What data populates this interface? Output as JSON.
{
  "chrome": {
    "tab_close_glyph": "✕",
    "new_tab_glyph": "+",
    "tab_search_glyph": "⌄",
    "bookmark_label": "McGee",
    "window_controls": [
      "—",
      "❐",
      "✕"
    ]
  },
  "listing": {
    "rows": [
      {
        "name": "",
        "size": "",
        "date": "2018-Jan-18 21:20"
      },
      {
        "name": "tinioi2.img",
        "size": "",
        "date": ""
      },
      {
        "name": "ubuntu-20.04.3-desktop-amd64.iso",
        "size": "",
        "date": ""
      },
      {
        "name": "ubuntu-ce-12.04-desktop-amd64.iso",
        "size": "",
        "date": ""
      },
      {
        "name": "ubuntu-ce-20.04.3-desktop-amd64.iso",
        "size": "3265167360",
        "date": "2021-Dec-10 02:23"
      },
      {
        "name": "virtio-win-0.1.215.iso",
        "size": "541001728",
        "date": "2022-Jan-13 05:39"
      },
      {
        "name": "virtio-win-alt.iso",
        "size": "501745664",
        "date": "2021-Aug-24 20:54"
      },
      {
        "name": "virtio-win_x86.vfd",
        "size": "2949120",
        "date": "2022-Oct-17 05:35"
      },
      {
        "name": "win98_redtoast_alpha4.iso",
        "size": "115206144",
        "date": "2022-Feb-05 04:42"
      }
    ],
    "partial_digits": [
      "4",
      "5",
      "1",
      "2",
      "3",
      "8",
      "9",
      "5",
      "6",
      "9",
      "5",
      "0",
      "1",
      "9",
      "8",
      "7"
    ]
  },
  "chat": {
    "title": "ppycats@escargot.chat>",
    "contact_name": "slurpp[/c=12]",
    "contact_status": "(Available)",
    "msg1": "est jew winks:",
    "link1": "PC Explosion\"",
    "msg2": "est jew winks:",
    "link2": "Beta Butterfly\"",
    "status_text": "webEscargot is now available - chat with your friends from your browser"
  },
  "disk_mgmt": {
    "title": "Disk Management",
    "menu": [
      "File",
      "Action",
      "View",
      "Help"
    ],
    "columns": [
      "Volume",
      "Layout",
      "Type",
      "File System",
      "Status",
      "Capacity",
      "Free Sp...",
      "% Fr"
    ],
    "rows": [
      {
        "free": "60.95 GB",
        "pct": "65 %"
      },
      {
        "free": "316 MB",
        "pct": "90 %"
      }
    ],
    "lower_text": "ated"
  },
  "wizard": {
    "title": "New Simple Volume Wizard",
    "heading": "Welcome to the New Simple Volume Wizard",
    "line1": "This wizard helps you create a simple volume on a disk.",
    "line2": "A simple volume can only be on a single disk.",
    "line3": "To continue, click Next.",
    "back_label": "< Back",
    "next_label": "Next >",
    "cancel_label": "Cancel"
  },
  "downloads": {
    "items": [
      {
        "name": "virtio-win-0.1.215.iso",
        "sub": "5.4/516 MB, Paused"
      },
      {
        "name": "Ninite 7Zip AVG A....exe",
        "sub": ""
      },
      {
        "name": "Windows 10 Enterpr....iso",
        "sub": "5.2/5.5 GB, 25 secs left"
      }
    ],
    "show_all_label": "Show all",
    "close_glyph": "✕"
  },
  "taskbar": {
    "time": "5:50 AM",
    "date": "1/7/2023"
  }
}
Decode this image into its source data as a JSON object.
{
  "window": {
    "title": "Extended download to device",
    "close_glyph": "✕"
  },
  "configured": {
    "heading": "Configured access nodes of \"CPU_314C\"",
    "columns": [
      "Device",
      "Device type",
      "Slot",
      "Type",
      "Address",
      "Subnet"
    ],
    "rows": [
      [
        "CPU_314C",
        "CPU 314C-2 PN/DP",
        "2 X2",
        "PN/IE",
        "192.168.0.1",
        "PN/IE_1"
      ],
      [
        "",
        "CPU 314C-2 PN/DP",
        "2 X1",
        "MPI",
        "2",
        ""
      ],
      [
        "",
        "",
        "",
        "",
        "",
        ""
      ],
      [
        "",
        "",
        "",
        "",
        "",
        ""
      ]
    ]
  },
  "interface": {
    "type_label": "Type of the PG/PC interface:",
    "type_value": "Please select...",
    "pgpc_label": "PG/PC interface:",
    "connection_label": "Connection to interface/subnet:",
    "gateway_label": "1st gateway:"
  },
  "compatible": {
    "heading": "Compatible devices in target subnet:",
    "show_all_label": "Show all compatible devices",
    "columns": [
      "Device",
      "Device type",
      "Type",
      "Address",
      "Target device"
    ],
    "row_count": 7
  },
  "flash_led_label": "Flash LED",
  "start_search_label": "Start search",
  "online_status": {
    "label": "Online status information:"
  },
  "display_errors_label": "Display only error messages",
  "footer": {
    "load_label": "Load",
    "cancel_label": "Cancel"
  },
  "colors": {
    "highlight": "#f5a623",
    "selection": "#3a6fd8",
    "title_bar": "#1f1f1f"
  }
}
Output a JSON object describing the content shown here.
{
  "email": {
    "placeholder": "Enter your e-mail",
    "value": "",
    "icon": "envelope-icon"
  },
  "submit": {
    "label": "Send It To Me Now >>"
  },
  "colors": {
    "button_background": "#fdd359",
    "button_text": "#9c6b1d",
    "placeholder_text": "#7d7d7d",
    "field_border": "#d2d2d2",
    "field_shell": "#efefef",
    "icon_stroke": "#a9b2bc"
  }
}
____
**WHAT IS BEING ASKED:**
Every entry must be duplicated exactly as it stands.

**TASK OUTPUT:**
What data populates this interface? Output as JSON.
{
  "chrome": {
    "tab_close_glyph": "✕",
    "new_tab_glyph": "+",
    "tab_search_glyph": "⌄",
    "bookmark_label": "McGee",
    "window_controls": [
      "—",
      "❐",
      "✕"
    ]
  },
  "listing": {
    "rows": [
      {
        "name": "",
        "size": "",
        "date": "2018-Jan-18 21:20"
      },
      {
        "name": "tinioi2.img",
        "size": "",
        "date": ""
      },
      {
        "name": "ubuntu-20.04.3-desktop-amd64.iso",
        "size": "",
        "date": ""
      },
      {
        "name": "ubuntu-ce-12.04-desktop-amd64.iso",
        "size": "",
        "date": ""
      },
      {
        "name": "ubuntu-ce-20.04.3-desktop-amd64.iso",
        "size": "3265167360",
        "date": "2021-Dec-10 02:23"
      },
      {
        "name": "virtio-win-0.1.215.iso",
        "size": "541001728",
        "date": "2022-Jan-13 05:39"
      },
      {
        "name": "virtio-win-alt.iso",
        "size": "501745664",
        "date": "2021-Aug-24 20:54"
      },
      {
        "name": "virtio-win_x86.vfd",
        "size": "2949120",
        "date": "2022-Oct-17 05:35"
      },
      {
        "name": "win98_redtoast_alpha4.iso",
        "size": "115206144",
        "date": "2022-Feb-05 04:42"
      }
    ],
    "partial_digits": [
      "4",
      "5",
      "1",
      "2",
      "3",
      "8",
      "9",
      "5",
      "6",
      "9",
      "5",
      "0",
      "1",
      "9",
      "8",
      "7"
    ]
  },
  "chat": {
    "title": "ppycats@escargot.chat>",
    "contact_name": "slurpp[/c=12]",
    "contact_status": "(Available)",
    "msg1": "est jew winks:",
    "link1": "PC Explosion\"",
    "msg2": "est jew winks:",
    "link2": "Beta Butterfly\"",
    "status_text": "webEscargot is now available - chat with your friends from your browser"
  },
  "disk_mgmt": {
    "title": "Disk Management",
    "menu": [
      "File",
      "Action",
      "View",
      "Help"
    ],
    "columns": [
      "Volume",
      "Layout",
      "Type",
      "File System",
      "Status",
      "Capacity",
      "Free Sp...",
      "% Fr"
    ],
    "rows": [
      {
        "free": "60.95 GB",
        "pct": "65 %"
      },
      {
        "free": "316 MB",
        "pct": "90 %"
      }
    ],
    "lower_text": "ated"
  },
  "wizard": {
    "title": "New Simple Volume Wizard",
    "heading": "Welcome to the New Simple Volume Wizard",
    "line1": "This wizard helps you create a simple volume on a disk.",
    "line2": "A simple volume can only be on a single disk.",
    "line3": "To continue, click Next.",
    "back_label": "< Back",
    "next_label": "Next >",
    "cancel_label": "Cancel"
  },
  "downloads": {
    "items": [
      {
        "name": "virtio-win-0.1.215.iso",
        "sub": "5.4/516 MB, Paused"
      },
      {
        "name": "Ninite 7Zip AVG A....exe",
        "sub": ""
      },
      {
        "name": "Windows 10 Enterpr....iso",
        "sub": "5.2/5.5 GB, 25 secs left"
      }
    ],
    "show_all_label": "Show all",
    "close_glyph": "✕"
  },
  "taskbar": {
    "time": "5:50 AM",
    "date": "1/7/2023"
  }
}
Decode this image into its source data as a JSON object.
{
  "window": {
    "title": "Extended download to device",
    "close_glyph": "✕"
  },
  "configured": {
    "heading": "Configured access nodes of \"CPU_314C\"",
    "columns": [
      "Device",
      "Device type",
      "Slot",
      "Type",
      "Address",
      "Subnet"
    ],
    "rows": [
      [
        "CPU_314C",
        "CPU 314C-2 PN/DP",
        "2 X2",
        "PN/IE",
        "192.168.0.1",
        "PN/IE_1"
      ],
      [
        "",
        "CPU 314C-2 PN/DP",
        "2 X1",
        "MPI",
        "2",
        ""
      ],
      [
        "",
        "",
        "",
        "",
        "",
        ""
      ],
      [
        "",
        "",
        "",
        "",
        "",
        ""
      ]
    ]
  },
  "interface": {
    "type_label": "Type of the PG/PC interface:",
    "type_value": "Please select...",
    "pgpc_label": "PG/PC interface:",
    "connection_label": "Connection to interface/subnet:",
    "gateway_label": "1st gateway:"
  },
  "compatible": {
    "heading": "Compatible devices in target subnet:",
    "show_all_label": "Show all compatible devices",
    "columns": [
      "Device",
      "Device type",
      "Type",
      "Address",
      "Target device"
    ],
    "row_count": 7
  },
  "flash_led_label": "Flash LED",
  "start_search_label": "Start search",
  "online_status": {
    "label": "Online status information:"
  },
  "display_errors_label": "Display only error messages",
  "footer": {
    "load_label": "Load",
    "cancel_label": "Cancel"
  },
  "colors": {
    "highlight": "#f5a623",
    "selection": "#3a6fd8",
    "title_bar": "#1f1f1f"
  }
}
Output a JSON object describing the content shown here.
{
  "email": {
    "placeholder": "Enter your e-mail",
    "value": "",
    "icon": "envelope-icon"
  },
  "submit": {
    "label": "Send It To Me Now >>"
  },
  "colors": {
    "button_background": "#fdd359",
    "button_text": "#9c6b1d",
    "placeholder_text": "#7d7d7d",
    "field_border": "#d2d2d2",
    "field_shell": "#efefef",
    "icon_stroke": "#a9b2bc"
  }
}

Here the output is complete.